TASK TO CARRY OUT ::
Give back every record below, character for character.

=-=-=-=-=

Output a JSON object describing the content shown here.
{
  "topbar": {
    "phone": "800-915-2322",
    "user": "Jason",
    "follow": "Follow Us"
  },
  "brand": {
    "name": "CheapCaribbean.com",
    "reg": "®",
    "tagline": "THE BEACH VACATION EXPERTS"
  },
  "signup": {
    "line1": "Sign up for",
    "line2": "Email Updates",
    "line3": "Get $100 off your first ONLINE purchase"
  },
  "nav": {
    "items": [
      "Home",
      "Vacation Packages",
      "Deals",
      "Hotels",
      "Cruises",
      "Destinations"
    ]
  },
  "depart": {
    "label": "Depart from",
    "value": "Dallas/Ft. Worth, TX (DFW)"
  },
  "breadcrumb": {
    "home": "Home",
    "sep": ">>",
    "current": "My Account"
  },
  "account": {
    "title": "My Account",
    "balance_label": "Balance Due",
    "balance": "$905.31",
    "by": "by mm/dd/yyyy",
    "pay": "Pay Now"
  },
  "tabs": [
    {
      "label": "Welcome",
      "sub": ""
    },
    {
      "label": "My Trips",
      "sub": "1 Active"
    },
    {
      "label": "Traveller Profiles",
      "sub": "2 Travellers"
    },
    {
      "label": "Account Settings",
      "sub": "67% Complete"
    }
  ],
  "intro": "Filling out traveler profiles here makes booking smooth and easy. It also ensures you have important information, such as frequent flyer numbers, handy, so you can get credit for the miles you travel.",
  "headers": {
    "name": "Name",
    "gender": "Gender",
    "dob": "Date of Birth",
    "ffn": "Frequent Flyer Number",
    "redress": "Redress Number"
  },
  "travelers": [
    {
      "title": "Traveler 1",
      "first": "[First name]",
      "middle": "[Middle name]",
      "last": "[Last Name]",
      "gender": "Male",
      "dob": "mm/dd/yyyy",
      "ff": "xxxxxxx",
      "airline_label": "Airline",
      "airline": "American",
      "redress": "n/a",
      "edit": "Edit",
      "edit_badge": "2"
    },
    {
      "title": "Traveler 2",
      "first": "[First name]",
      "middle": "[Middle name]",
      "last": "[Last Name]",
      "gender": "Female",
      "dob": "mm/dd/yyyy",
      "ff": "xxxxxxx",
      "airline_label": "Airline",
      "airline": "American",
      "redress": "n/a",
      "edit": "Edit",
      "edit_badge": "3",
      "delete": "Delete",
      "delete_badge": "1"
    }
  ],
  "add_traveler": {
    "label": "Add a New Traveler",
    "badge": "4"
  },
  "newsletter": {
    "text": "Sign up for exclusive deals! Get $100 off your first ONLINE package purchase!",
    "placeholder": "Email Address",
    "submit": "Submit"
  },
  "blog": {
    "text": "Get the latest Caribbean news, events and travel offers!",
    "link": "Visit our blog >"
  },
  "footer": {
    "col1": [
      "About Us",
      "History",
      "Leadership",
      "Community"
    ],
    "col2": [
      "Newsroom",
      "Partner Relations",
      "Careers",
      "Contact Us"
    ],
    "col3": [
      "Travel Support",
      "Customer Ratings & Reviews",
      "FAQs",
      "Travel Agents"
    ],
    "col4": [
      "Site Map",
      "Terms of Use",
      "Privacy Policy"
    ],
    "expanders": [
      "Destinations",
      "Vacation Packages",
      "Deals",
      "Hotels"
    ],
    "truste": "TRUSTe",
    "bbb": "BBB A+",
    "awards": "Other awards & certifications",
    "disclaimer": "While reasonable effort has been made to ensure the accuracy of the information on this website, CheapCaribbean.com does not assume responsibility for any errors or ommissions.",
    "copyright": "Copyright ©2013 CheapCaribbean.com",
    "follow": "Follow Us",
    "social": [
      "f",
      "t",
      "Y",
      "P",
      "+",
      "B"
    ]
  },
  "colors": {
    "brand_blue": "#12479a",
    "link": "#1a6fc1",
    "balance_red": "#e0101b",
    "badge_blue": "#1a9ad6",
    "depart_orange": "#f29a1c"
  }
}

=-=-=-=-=

SOLUTION TO THIS TASK ::
Output a JSON object describing the content shown here.
{
  "topbar": {
    "phone": "800-915-2322",
    "user": "Jason",
    "follow": "Follow Us"
  },
  "brand": {
    "name": "CheapCaribbean.com",
    "reg": "®",
    "tagline": "THE BEACH VACATION EXPERTS"
  },
  "signup": {
    "line1": "Sign up for",
    "line2": "Email Updates",
    "line3": "Get $100 off your first ONLINE purchase"
  },
  "nav": {
    "items": [
      "Home",
      "Vacation Packages",
      "Deals",
      "Hotels",
      "Cruises",
      "Destinations"
    ]
  },
  "depart": {
    "label": "Depart from",
    "value": "Dallas/Ft. Worth, TX (DFW)"
  },
  "breadcrumb": {
    "home": "Home",
    "sep": ">>",
    "current": "My Account"
  },
  "account": {
    "title": "My Account",
    "balance_label": "Balance Due",
    "balance": "$905.31",
    "by": "by mm/dd/yyyy",
    "pay": "Pay Now"
  },
  "tabs": [
    {
      "label": "Welcome",
      "sub": ""
    },
    {
      "label": "My Trips",
      "sub": "1 Active"
    },
    {
      "label": "Traveller Profiles",
      "sub": "2 Travellers"
    },
    {
      "label": "Account Settings",
      "sub": "67% Complete"
    }
  ],
  "intro": "Filling out traveler profiles here makes booking smooth and easy. It also ensures you have important information, such as frequent flyer numbers, handy, so you can get credit for the miles you travel.",
  "headers": {
    "name": "Name",
    "gender": "Gender",
    "dob": "Date of Birth",
    "ffn": "Frequent Flyer Number",
    "redress": "Redress Number"
  },
  "travelers": [
    {
      "title": "Traveler 1",
      "first": "[First name]",
      "middle": "[Middle name]",
      "last": "[Last Name]",
      "gender": "Male",
      "dob": "mm/dd/yyyy",
      "ff": "xxxxxxx",
      "airline_label": "Airline",
      "airline": "American",
      "redress": "n/a",
      "edit": "Edit",
      "edit_badge": "2"
    },
    {
      "title": "Traveler 2",
      "first": "[First name]",
      "middle": "[Middle name]",
      "last": "[Last Name]",
      "gender": "Female",
      "dob": "mm/dd/yyyy",
      "ff": "xxxxxxx",
      "airline_label": "Airline",
      "airline": "American",
      "redress": "n/a",
      "edit": "Edit",
      "edit_badge": "3",
      "delete": "Delete",
      "delete_badge": "1"
    }
  ],
  "add_traveler": {
    "label": "Add a New Traveler",
    "badge": "4"
  },
  "newsletter": {
    "text": "Sign up for exclusive deals! Get $100 off your first ONLINE package purchase!",
    "placeholder": "Email Address",
    "submit": "Submit"
  },
  "blog": {
    "text": "Get the latest Caribbean news, events and travel offers!",
    "link": "Visit our blog >"
  },
  "footer": {
    "col1": [
      "About Us",
      "History",
      "Leadership",
      "Community"
    ],
    "col2": [
      "Newsroom",
      "Partner Relations",
      "Careers",
      "Contact Us"
    ],
    "col3": [
      "Travel Support",
      "Customer Ratings & Reviews",
      "FAQs",
      "Travel Agents"
    ],
    "col4": [
      "Site Map",
      "Terms of Use",
      "Privacy Policy"
    ],
    "expanders": [
      "Destinations",
      "Vacation Packages",
      "Deals",
      "Hotels"
    ],
    "truste": "TRUSTe",
    "bbb": "BBB A+",
    "awards": "Other awards & certifications",
    "disclaimer": "While reasonable effort has been made to ensure the accuracy of the information on this website, CheapCaribbean.com does not assume responsibility for any errors or ommissions.",
    "copyright": "Copyright ©2013 CheapCaribbean.com",
    "follow": "Follow Us",
    "social": [
      "f",
      "t",
      "Y",
      "P",
      "+",
      "B"
    ]
  },
  "colors": {
    "brand_blue": "#12479a",
    "link": "#1a6fc1",
    "balance_red": "#e0101b",
    "badge_blue": "#1a9ad6",
    "depart_orange": "#f29a1c"
  }
}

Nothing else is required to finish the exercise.